“The Internet is increasingly going mobile, and people are just discovering the value of up-to-the-minute, real-time information on the go,” said Alan Kessler, chief operating officer of Palm’s Platform and Products division. “Wireless synchronization of information such as calendars, contact lists and corporate information is a huge growth area, and the acquisition of WeSync will give Palm an arsenal of talent and resources to apply to its platform and speed great products and services to market.”
Palm will determine whether to pay for the acquisition in cash or stock based on circumstances at the time of closing, which the company said it anticipates within its third fiscal quarter.
Palm said the acquisition has both short- and long-term upsides for Palm customers. In the immediate future, Palm has plans to incorporate WeSync Web properties and its capabilities with Palm’s AnyDay Web calendaring service. The company also said WeSync technology will add functionality to its MyPalm mobile personal portal, set to debut on Christmas Day. Palm said WeSync will help MyPalm users share calendar, address, database and other information within personal or professional communities.
Long-term, Palm said the addition of WeSync’s engineering talent will give Palm customers more capabilities around N-way, wireless and Web synchronization. The company plans to integrate WeSync’s technologies in those areas — including a synchronization protocol optimized to share information wirelessly — into the Palm platform in what it called a “technically elegant and robust way.” The company said that would allow it and its 13,000 registered developers to deliver new classes of workgroup applications.
“Wireless refreshing of Web-based content such as work-related and group schedules, and WeSync’s ability to wirelessly synch multiple users on multiple devices will yield important capabilities for Palm customers,” said Jim Forbes, senior analyst and producer of DemoMobile, a new annual mobile-computing technology show that first identified and featured WeSync. “In the short term, this acquisition will supercharge the potential of the MyPalm portal, the industry’s first Website portal specifically designed for handhelds. Over the longer term, WeSync’s technology has the potential to drive a new usage model and deliver important new features and workgroup applications for Palm handheld owners.”
WeSync’s 27 employees will remain based in Portland, Ore.
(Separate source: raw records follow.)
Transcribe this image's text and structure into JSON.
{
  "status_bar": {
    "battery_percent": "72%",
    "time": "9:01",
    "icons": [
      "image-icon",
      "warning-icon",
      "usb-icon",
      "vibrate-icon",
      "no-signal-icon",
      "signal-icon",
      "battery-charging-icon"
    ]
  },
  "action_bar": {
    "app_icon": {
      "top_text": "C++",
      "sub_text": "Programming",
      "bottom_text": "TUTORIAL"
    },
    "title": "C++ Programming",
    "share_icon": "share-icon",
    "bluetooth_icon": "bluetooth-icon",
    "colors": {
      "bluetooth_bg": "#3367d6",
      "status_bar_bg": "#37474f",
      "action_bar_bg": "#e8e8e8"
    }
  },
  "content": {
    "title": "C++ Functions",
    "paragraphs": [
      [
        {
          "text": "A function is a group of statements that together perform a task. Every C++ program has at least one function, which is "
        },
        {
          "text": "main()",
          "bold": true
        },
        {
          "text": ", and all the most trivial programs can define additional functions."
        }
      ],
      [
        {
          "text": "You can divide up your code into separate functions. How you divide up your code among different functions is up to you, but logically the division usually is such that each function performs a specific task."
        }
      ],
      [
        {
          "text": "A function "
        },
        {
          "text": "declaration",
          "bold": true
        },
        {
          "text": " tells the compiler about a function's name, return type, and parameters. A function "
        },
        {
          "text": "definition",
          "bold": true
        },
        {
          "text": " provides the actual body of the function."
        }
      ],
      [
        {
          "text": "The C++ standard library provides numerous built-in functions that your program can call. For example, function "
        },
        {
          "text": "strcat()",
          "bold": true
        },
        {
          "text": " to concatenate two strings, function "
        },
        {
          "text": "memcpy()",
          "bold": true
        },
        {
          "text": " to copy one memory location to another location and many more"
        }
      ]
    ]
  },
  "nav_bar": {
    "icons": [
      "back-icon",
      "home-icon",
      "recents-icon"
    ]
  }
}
Palm’s financial report Wednesday marks its fourth straight quarter of triple digit sales growth. The company reported pro-forma net income of $27.5 million, about five cents per share, up from $15.5 million, about three cents per share, in the same period a year ago. Analysts were anticipating net income of four cents per share. Palm also reported revenue of $522.2 million, up 102 percent from $258.6 million for the same period last year.